Born in Mississippi, Francis Marschalk (ca. 1841-1891) was the son of Andrew Marschalk (1767-1838), an English immigrant, Revolutionary War veteran, and publisher of the Mississippi Herald, who was known as the “father of the Mississippi press.” The younger Marschalk followed in his father’s footsteps, founding the fist newspaper of Delta, Texas in 1859. After three years of service in the Confederate Navy during the Civil War, Marschalk returned to Mississippi where he worked as proprietor and editor of the Port Gibson Standard in the 1870s. Before his death, he published the Gregg County Clarion in Longview, Texas, for nearly a decade. Marschalk and his wife Sophia had two daughters.
“Francis Marschalk.” Dallas Morning News. January 1, 1891. 10.
Seybert, Tony. The Natchez slavery press and the road to disunion, 1800-1865. MA thesis, California State University, Northridge, 2005.
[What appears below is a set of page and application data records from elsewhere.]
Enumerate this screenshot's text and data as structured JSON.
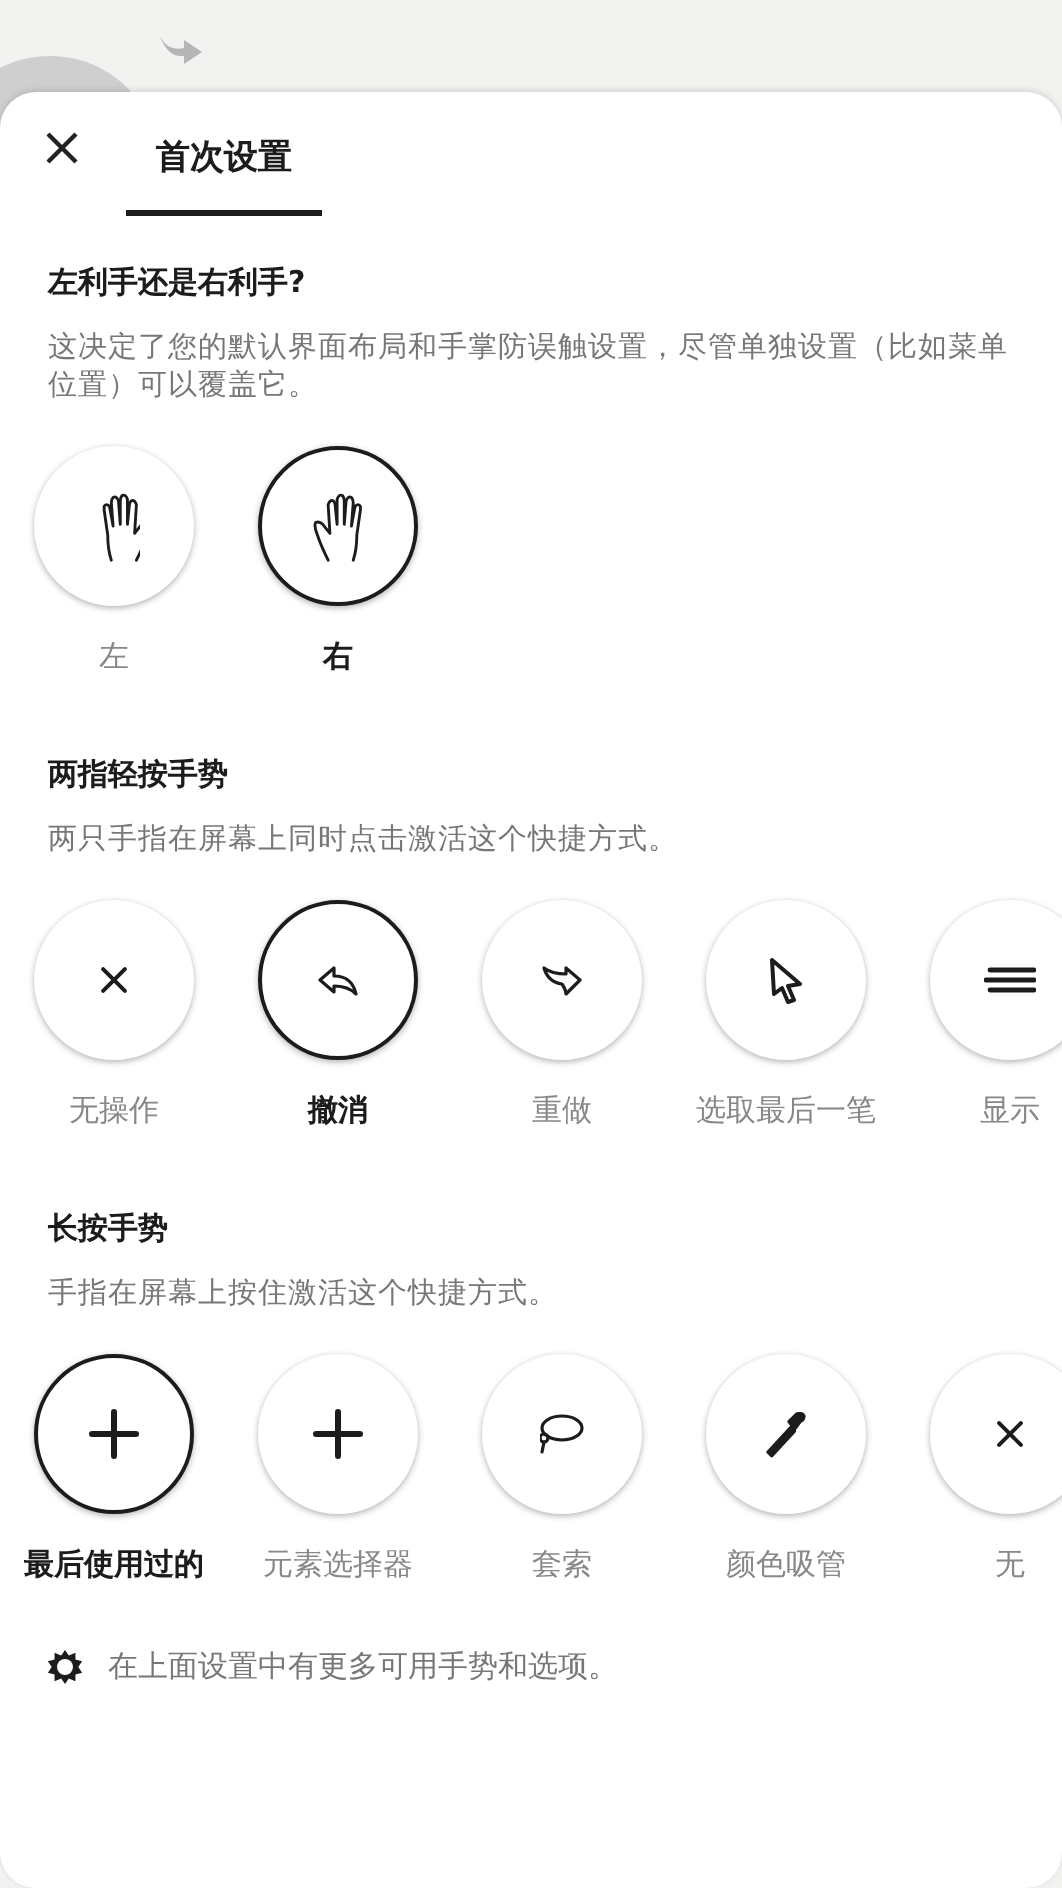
{
  "header": {
    "tabs": [
      {
        "label": "首次设置",
        "selected": true
      }
    ]
  },
  "sections": [
    {
      "title": "左利手还是右利手?",
      "description": "这决定了您的默认界面布局和手掌防误触设置，尽管单独设置（比如菜单位置）可以覆盖它。",
      "options": [
        {
          "label": "左",
          "kind": "hand-left",
          "selected": false
        },
        {
          "label": "右",
          "kind": "hand-right",
          "selected": true
        }
      ]
    },
    {
      "title": "两指轻按手势",
      "description": "两只手指在屏幕上同时点击激活这个快捷方式。",
      "options": [
        {
          "label": "无操作",
          "kind": "none",
          "selected": false
        },
        {
          "label": "撤消",
          "kind": "undo",
          "selected": true
        },
        {
          "label": "重做",
          "kind": "redo",
          "selected": false
        },
        {
          "label": "选取最后一笔",
          "kind": "pointer",
          "selected": false
        },
        {
          "label": "显示",
          "kind": "layers",
          "selected": false
        }
      ]
    },
    {
      "title": "长按手势",
      "description": "手指在屏幕上按住激活这个快捷方式。",
      "options": [
        {
          "label": "最后使用过的",
          "kind": "plus",
          "selected": true
        },
        {
          "label": "元素选择器",
          "kind": "plus",
          "selected": false
        },
        {
          "label": "套索",
          "kind": "lasso",
          "selected": false
        },
        {
          "label": "颜色吸管",
          "kind": "dropper",
          "selected": false
        },
        {
          "label": "无",
          "kind": "none",
          "selected": false
        }
      ]
    }
  ],
  "footer": {
    "text": "在上面设置中有更多可用手势和选项。"
  }
}
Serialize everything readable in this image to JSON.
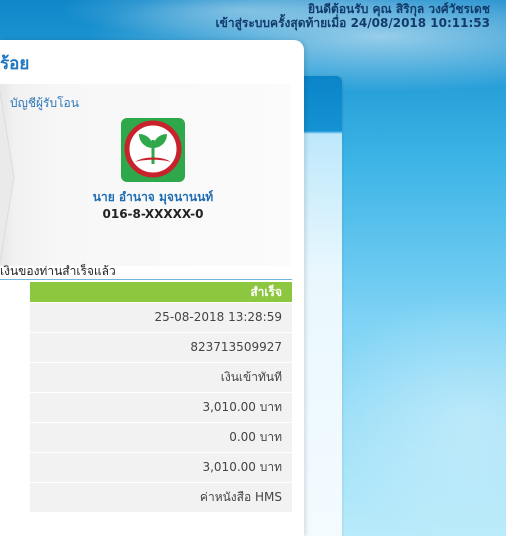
{
  "header": {
    "welcome": "ยินดีต้อนรับ คุณ สิริกุล วงศ์วัชรเดช",
    "last_login": "เข้าสู่ระบบครั้งสุดท้ายเมื่อ 24/08/2018 10:11:53"
  },
  "card": {
    "title": "ร้อย",
    "recipient": {
      "label": "บัญชีผู้รับโอน",
      "bank_icon": "kbank-logo-icon",
      "name": "นาย อำนาจ มุจนานนท์",
      "account": "016-8-XXXXX-0"
    },
    "status_heading": "เงินของท่านสำเร็จแล้ว",
    "status": "สำเร็จ",
    "details": [
      "25-08-2018 13:28:59",
      "823713509927",
      "เงินเข้าทันที",
      "3,010.00 บาท",
      "0.00 บาท",
      "3,010.00 บาท",
      "ค่าหนังสือ HMS"
    ]
  },
  "colors": {
    "accent_blue": "#1f76c1",
    "success_green": "#8dc63f",
    "bank_green": "#2ea84a"
  }
}
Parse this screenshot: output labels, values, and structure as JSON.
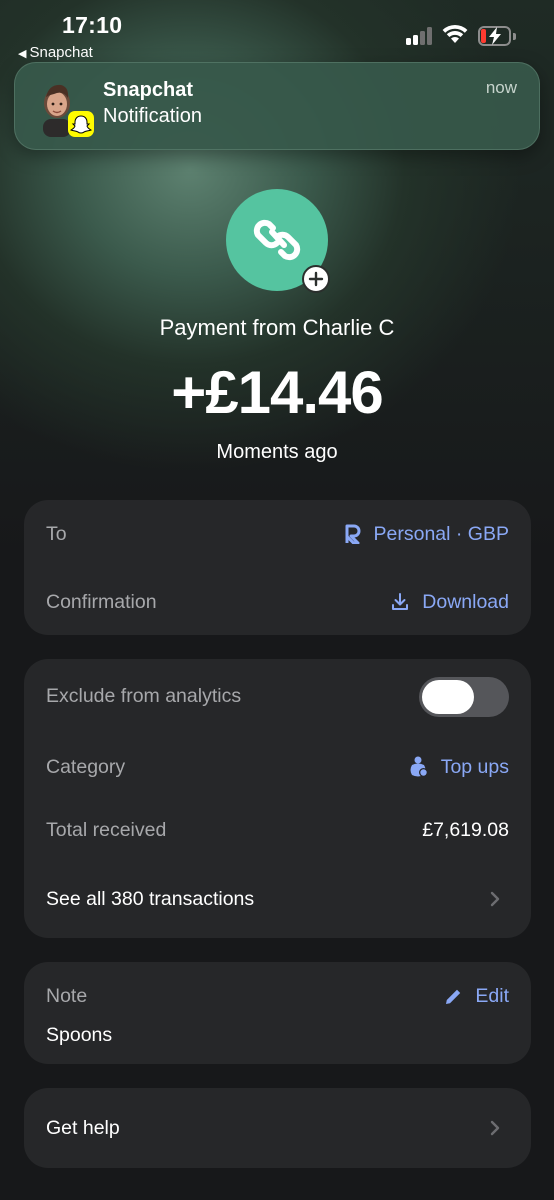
{
  "status_bar": {
    "time": "17:10",
    "back_app": "Snapchat",
    "battery_level": 0.1
  },
  "notification": {
    "app": "Snapchat",
    "body": "Notification",
    "time": "now"
  },
  "transaction": {
    "payer": "Payment from Charlie  C",
    "amount": "+£14.46",
    "time": "Moments ago"
  },
  "details": {
    "to_label": "To",
    "to_value": "Personal · GBP",
    "confirmation_label": "Confirmation",
    "confirmation_value": "Download"
  },
  "analytics": {
    "exclude_label": "Exclude from analytics",
    "exclude_on": false,
    "category_label": "Category",
    "category_value": "Top ups",
    "total_label": "Total received",
    "total_value": "£7,619.08",
    "see_all": "See all 380 transactions"
  },
  "note": {
    "label": "Note",
    "edit": "Edit",
    "text": "Spoons"
  },
  "help": {
    "label": "Get help"
  },
  "colors": {
    "accent": "#8aa8f5",
    "logo_bg": "#55c4a0",
    "card_bg": "#262729",
    "page_bg": "#17181a"
  }
}
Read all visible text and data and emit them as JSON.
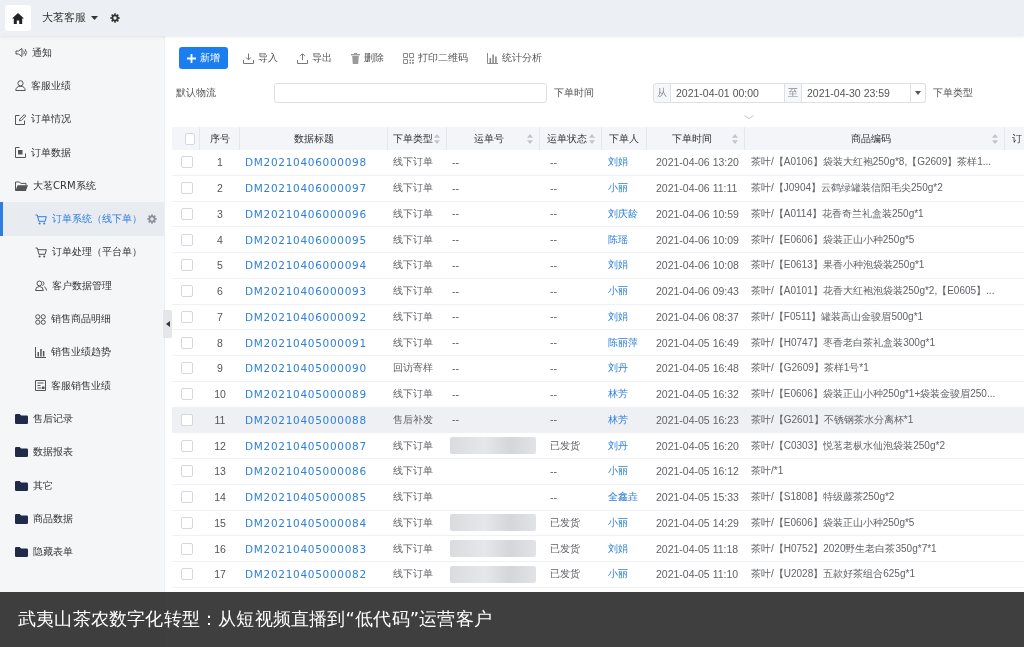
{
  "topbar": {
    "workspace": "大茗客服"
  },
  "sidebar": {
    "items": [
      {
        "label": "通知",
        "kind": "page",
        "selected": false
      },
      {
        "label": "客服业绩",
        "kind": "page",
        "selected": false
      },
      {
        "label": "订单情况",
        "kind": "page",
        "selected": false
      },
      {
        "label": "订单数据",
        "kind": "page",
        "selected": false
      },
      {
        "label": "大茗CRM系统",
        "kind": "folder",
        "selected": false,
        "expanded": true,
        "children": [
          {
            "label": "订单系统（线下单）",
            "selected": true
          },
          {
            "label": "订单处理（平台单）",
            "selected": false
          },
          {
            "label": "客户数据管理",
            "selected": false
          },
          {
            "label": "销售商品明细",
            "selected": false
          },
          {
            "label": "销售业绩趋势",
            "selected": false
          },
          {
            "label": "客服销售业绩",
            "selected": false
          }
        ]
      },
      {
        "label": "售后记录",
        "kind": "folder",
        "selected": false,
        "expanded": false
      },
      {
        "label": "数据报表",
        "kind": "folder",
        "selected": false,
        "expanded": false
      },
      {
        "label": "其它",
        "kind": "folder",
        "selected": false,
        "expanded": false
      },
      {
        "label": "商品数据",
        "kind": "folder",
        "selected": false,
        "expanded": false
      },
      {
        "label": "隐藏表单",
        "kind": "folder",
        "selected": false,
        "expanded": false
      }
    ]
  },
  "toolbar": [
    {
      "label": "新增",
      "kind": "primary"
    },
    {
      "label": "导入",
      "kind": "plain"
    },
    {
      "label": "导出",
      "kind": "plain"
    },
    {
      "label": "删除",
      "kind": "plain"
    },
    {
      "label": "打印二维码",
      "kind": "plain"
    },
    {
      "label": "统计分析",
      "kind": "plain"
    }
  ],
  "filters": {
    "logistics": {
      "label": "默认物流"
    },
    "order_time": {
      "label": "下单时间",
      "from_label": "从",
      "from": "2021-04-01 00:00",
      "to_label": "至",
      "to": "2021-04-30 23:59"
    },
    "order_type": {
      "label": "下单类型"
    }
  },
  "table": {
    "header_checked": false,
    "columns": [
      {
        "label": "序号",
        "sortable": false
      },
      {
        "label": "数据标题",
        "sortable": false
      },
      {
        "label": "下单类型",
        "sortable": true
      },
      {
        "label": "运单号",
        "sortable": true
      },
      {
        "label": "运单状态",
        "sortable": true
      },
      {
        "label": "下单人",
        "sortable": false
      },
      {
        "label": "下单时间",
        "sortable": true
      },
      {
        "label": "商品编码",
        "sortable": true
      },
      {
        "label": "订",
        "sortable": false
      }
    ],
    "rows": [
      {
        "checked": false,
        "hovered": false,
        "no": "1",
        "title": "DM20210406000098",
        "type": "线下订单",
        "waybill": "--",
        "redacted": false,
        "status": "--",
        "customer": "刘娟",
        "time": "2021-04-06 13:20",
        "product": "茶叶/【A0106】袋装大红袍250g*8,【G2609】茶样1..."
      },
      {
        "checked": false,
        "hovered": false,
        "no": "2",
        "title": "DM20210406000097",
        "type": "线下订单",
        "waybill": "--",
        "redacted": false,
        "status": "--",
        "customer": "小丽",
        "time": "2021-04-06 11:11",
        "product": "茶叶/【J0904】云鹤绿罐装信阳毛尖250g*2"
      },
      {
        "checked": false,
        "hovered": false,
        "no": "3",
        "title": "DM20210406000096",
        "type": "线下订单",
        "waybill": "--",
        "redacted": false,
        "status": "--",
        "customer": "刘庆龄",
        "time": "2021-04-06 10:59",
        "product": "茶叶/【A0114】花香奇兰礼盒装250g*1"
      },
      {
        "checked": false,
        "hovered": false,
        "no": "4",
        "title": "DM20210406000095",
        "type": "线下订单",
        "waybill": "--",
        "redacted": false,
        "status": "--",
        "customer": "陈瑶",
        "time": "2021-04-06 10:09",
        "product": "茶叶/【E0606】袋装正山小种250g*5"
      },
      {
        "checked": false,
        "hovered": false,
        "no": "5",
        "title": "DM20210406000094",
        "type": "线下订单",
        "waybill": "--",
        "redacted": false,
        "status": "--",
        "customer": "刘娟",
        "time": "2021-04-06 10:08",
        "product": "茶叶/【E0613】果香小种泡袋装250g*1"
      },
      {
        "checked": false,
        "hovered": false,
        "no": "6",
        "title": "DM20210406000093",
        "type": "线下订单",
        "waybill": "--",
        "redacted": false,
        "status": "--",
        "customer": "小丽",
        "time": "2021-04-06 09:43",
        "product": "茶叶/【A0101】花香大红袍泡袋装250g*2,【E0605】..."
      },
      {
        "checked": false,
        "hovered": false,
        "no": "7",
        "title": "DM20210406000092",
        "type": "线下订单",
        "waybill": "--",
        "redacted": false,
        "status": "--",
        "customer": "刘娟",
        "time": "2021-04-06 08:37",
        "product": "茶叶/【F0511】罐装高山金骏眉500g*1"
      },
      {
        "checked": false,
        "hovered": false,
        "no": "8",
        "title": "DM20210405000091",
        "type": "线下订单",
        "waybill": "--",
        "redacted": false,
        "status": "--",
        "customer": "陈丽萍",
        "time": "2021-04-05 16:49",
        "product": "茶叶/【H0747】枣香老白茶礼盒装300g*1"
      },
      {
        "checked": false,
        "hovered": false,
        "no": "9",
        "title": "DM20210405000090",
        "type": "回访寄样",
        "waybill": "--",
        "redacted": false,
        "status": "--",
        "customer": "刘丹",
        "time": "2021-04-05 16:48",
        "product": "茶叶/【G2609】茶样1号*1"
      },
      {
        "checked": false,
        "hovered": false,
        "no": "10",
        "title": "DM20210405000089",
        "type": "线下订单",
        "waybill": "--",
        "redacted": false,
        "status": "--",
        "customer": "林芳",
        "time": "2021-04-05 16:32",
        "product": "茶叶/【E0606】袋装正山小种250g*1+袋装金骏眉250..."
      },
      {
        "checked": false,
        "hovered": true,
        "no": "11",
        "title": "DM20210405000088",
        "type": "售后补发",
        "waybill": "--",
        "redacted": false,
        "status": "--",
        "customer": "林芳",
        "time": "2021-04-05 16:23",
        "product": "茶叶/【G2601】不锈钢茶水分离杯*1"
      },
      {
        "checked": false,
        "hovered": false,
        "no": "12",
        "title": "DM20210405000087",
        "type": "线下订单",
        "redacted": true,
        "status": "已发货",
        "customer": "刘丹",
        "time": "2021-04-05 16:20",
        "product": "茶叶/【C0303】悦茗老枞水仙泡袋装250g*2"
      },
      {
        "checked": false,
        "hovered": false,
        "no": "13",
        "title": "DM20210405000086",
        "type": "线下订单",
        "redacted": false,
        "status": "--",
        "customer": "小丽",
        "time": "2021-04-05 16:12",
        "product": "茶叶/*1"
      },
      {
        "checked": false,
        "hovered": false,
        "no": "14",
        "title": "DM20210405000085",
        "type": "线下订单",
        "redacted": false,
        "status": "--",
        "customer": "全鑫垚",
        "time": "2021-04-05 15:33",
        "product": "茶叶/【S1808】特级藤茶250g*2"
      },
      {
        "checked": false,
        "hovered": false,
        "no": "15",
        "title": "DM20210405000084",
        "type": "线下订单",
        "redacted": true,
        "status": "已发货",
        "customer": "小丽",
        "time": "2021-04-05 14:29",
        "product": "茶叶/【E0606】袋装正山小种250g*5"
      },
      {
        "checked": false,
        "hovered": false,
        "no": "16",
        "title": "DM20210405000083",
        "type": "线下订单",
        "redacted": true,
        "status": "已发货",
        "customer": "刘娟",
        "time": "2021-04-05 11:18",
        "product": "茶叶/【H0752】2020野生老白茶350g*7*1"
      },
      {
        "checked": false,
        "hovered": false,
        "no": "17",
        "title": "DM20210405000082",
        "type": "线下订单",
        "redacted": true,
        "status": "已发货",
        "customer": "小丽",
        "time": "2021-04-05 11:10",
        "product": "茶叶/【U2028】五款好茶组合625g*1"
      }
    ]
  },
  "caption": "武夷山茶农数字化转型：从短视频直播到“低代码”运营客户"
}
Composed primarily of correspondence, the Francis Marschalk Family Papers, 1865-1911, document the personal and business affairs of newspaper publisher Francis Marschalk and his family. Concerning local news for Port Gibson, Fayette, and Natchez, Mississippi and Longview, Texas; family illnesses and travel; and the publishing industry, letters, postcards, and telegrams compose the correspondence between Marschalk; his wife Sophia; and their family, including Marschalk’s daughter Sydney and father Andrew in Natchez, Mississippi. Letters to Marschalk’s business associates as publisher of the Port Gibson Standard and Gregg County Clarion relate to printing, legal issues, and controversies with other publishers. Receipts and account books chronicle the Marschalks’ business and personal spending, such as printer’s fees, groceries, and tuition. Additionally, notes, clippings, railway passes, invitations, brochures, literary productions, reminiscences, and drawings concern the Marschalks’ social and personal activities like travel, parties, and education. A map in the collection illustrates Savannah, Georgia.
This collection is open for research use.
Basic processing and cataloging of this collection was supported with funds from the National Historical Publications and Records Commission (NHPRC) for the Briscoe Center’s "History Revealed: Bringing Collections to Light" project, 2009-2011.